* **HOW TO COMPLETE THIS TASK**
Say how many lines in the records hold the word "caption", and give nothing but that number.

RECORDED INFORMATION Start Marker

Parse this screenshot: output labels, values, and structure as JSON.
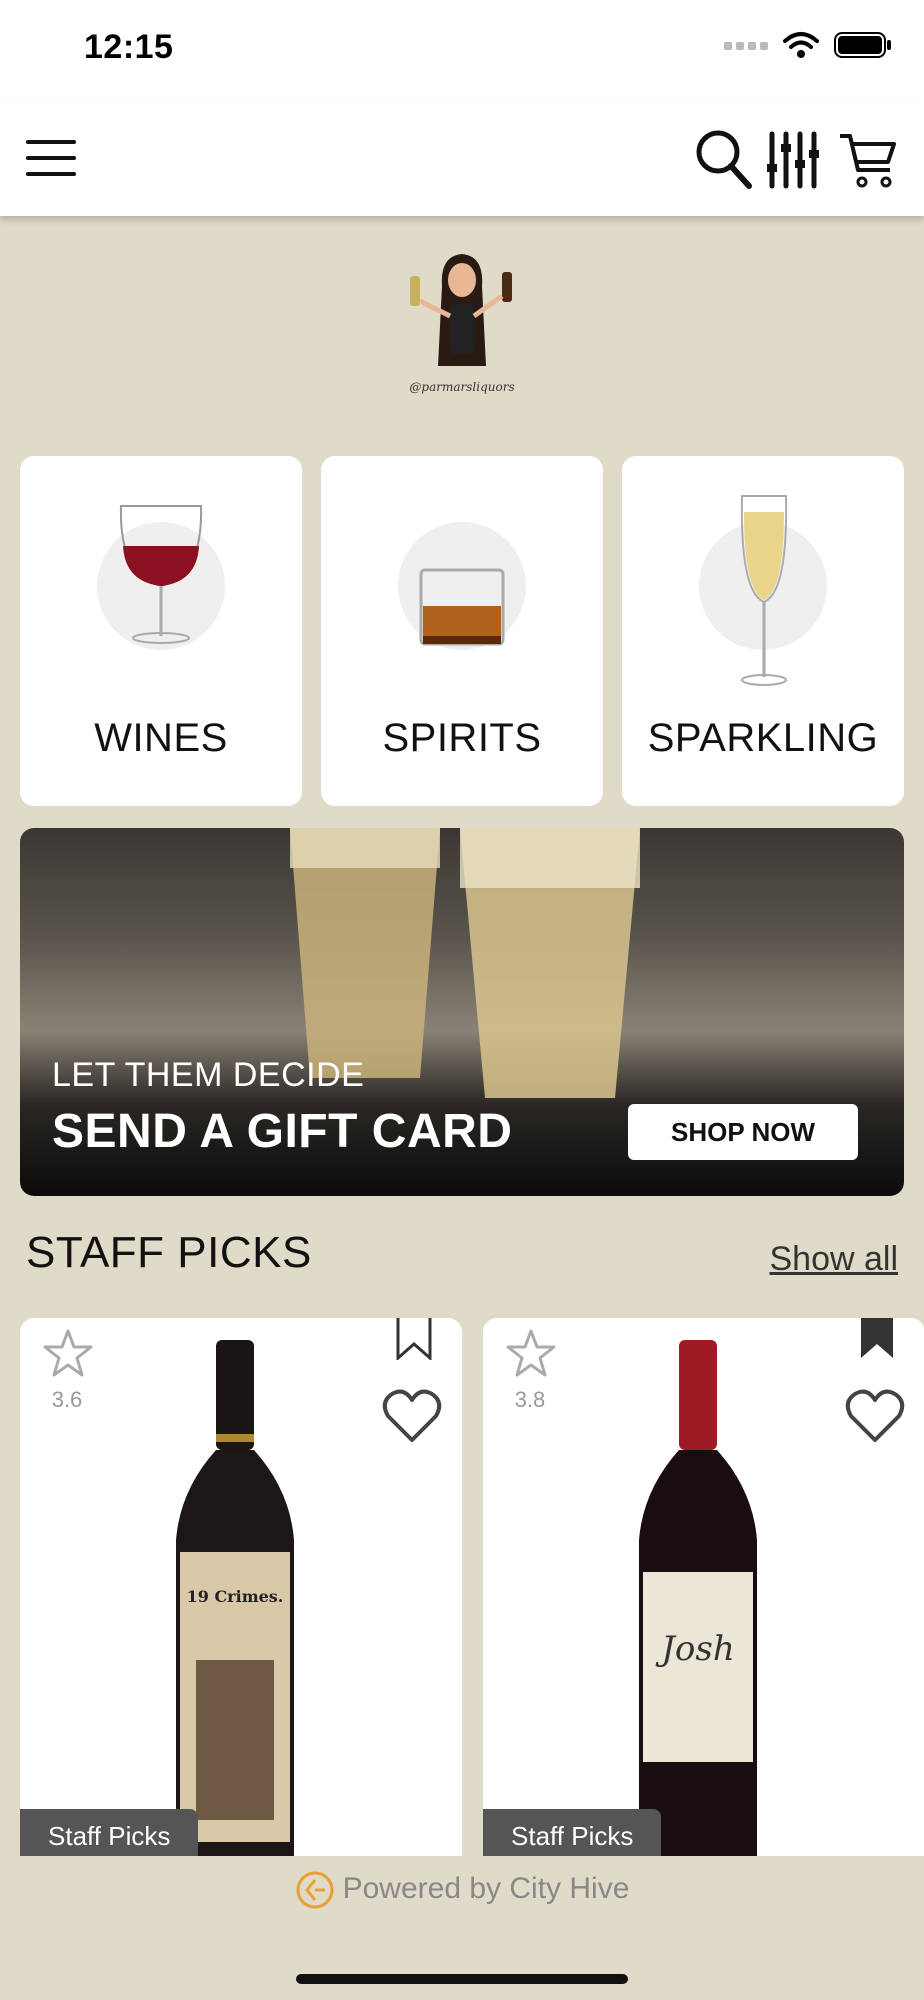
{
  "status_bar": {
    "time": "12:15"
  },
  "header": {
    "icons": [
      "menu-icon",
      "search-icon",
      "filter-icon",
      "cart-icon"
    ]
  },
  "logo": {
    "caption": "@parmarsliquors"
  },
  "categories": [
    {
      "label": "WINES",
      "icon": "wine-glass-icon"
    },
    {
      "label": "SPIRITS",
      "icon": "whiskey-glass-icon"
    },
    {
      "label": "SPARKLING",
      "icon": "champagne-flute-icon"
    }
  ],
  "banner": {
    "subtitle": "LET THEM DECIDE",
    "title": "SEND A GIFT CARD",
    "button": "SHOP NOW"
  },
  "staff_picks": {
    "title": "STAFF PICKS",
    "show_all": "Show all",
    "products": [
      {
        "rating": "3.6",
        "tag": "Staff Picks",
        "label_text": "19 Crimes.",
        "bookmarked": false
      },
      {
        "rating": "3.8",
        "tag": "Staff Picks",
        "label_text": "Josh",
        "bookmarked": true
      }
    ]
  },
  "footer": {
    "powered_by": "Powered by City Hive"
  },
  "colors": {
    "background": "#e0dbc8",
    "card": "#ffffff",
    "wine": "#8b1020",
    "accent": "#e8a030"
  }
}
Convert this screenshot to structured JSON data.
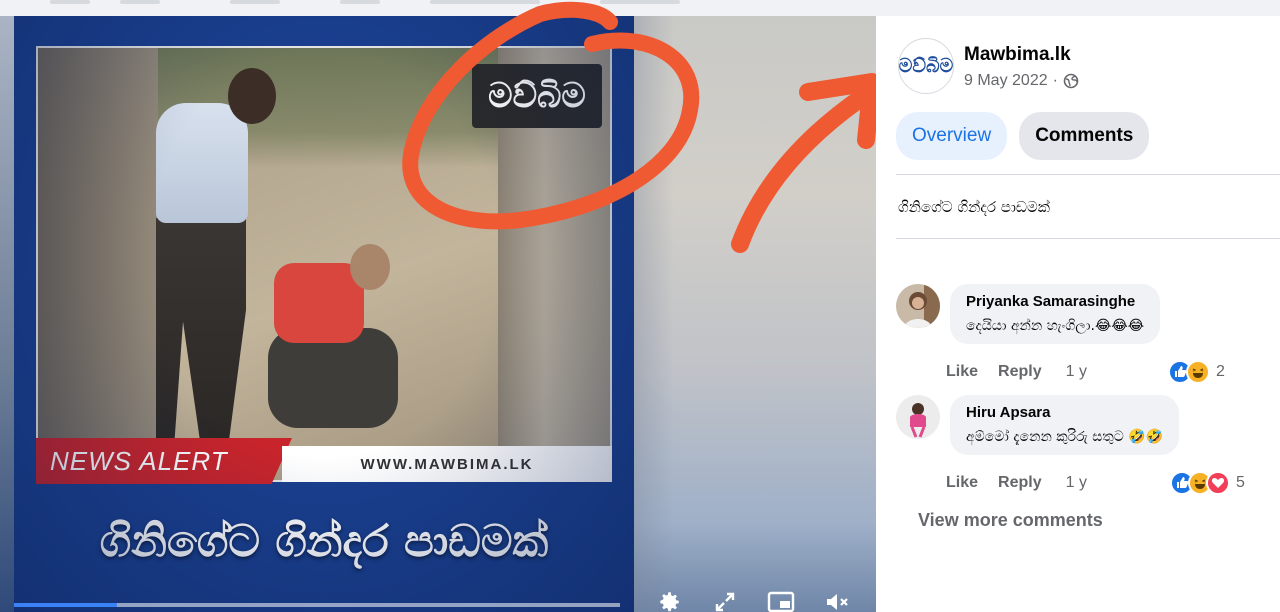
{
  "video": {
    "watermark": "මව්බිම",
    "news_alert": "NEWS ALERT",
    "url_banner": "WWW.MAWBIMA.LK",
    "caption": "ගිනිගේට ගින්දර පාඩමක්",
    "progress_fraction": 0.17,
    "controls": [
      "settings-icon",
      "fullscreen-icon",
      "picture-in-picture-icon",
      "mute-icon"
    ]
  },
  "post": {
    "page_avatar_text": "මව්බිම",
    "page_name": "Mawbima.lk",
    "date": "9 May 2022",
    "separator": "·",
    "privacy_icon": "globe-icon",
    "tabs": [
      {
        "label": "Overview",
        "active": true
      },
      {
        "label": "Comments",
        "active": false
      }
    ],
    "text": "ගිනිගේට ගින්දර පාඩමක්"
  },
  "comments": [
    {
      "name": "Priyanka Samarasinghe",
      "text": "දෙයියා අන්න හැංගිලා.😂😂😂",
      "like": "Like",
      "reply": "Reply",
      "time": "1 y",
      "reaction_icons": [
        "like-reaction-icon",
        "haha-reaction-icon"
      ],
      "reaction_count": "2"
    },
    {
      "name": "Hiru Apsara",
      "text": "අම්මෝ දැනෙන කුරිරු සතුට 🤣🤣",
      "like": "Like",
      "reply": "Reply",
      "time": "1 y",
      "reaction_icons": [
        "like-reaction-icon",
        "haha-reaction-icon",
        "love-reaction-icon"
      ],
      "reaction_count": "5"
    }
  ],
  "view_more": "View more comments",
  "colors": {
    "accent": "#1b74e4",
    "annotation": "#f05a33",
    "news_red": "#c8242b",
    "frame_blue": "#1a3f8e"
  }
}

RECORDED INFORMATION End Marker

* **RESPONSE TO THIS TASK**
2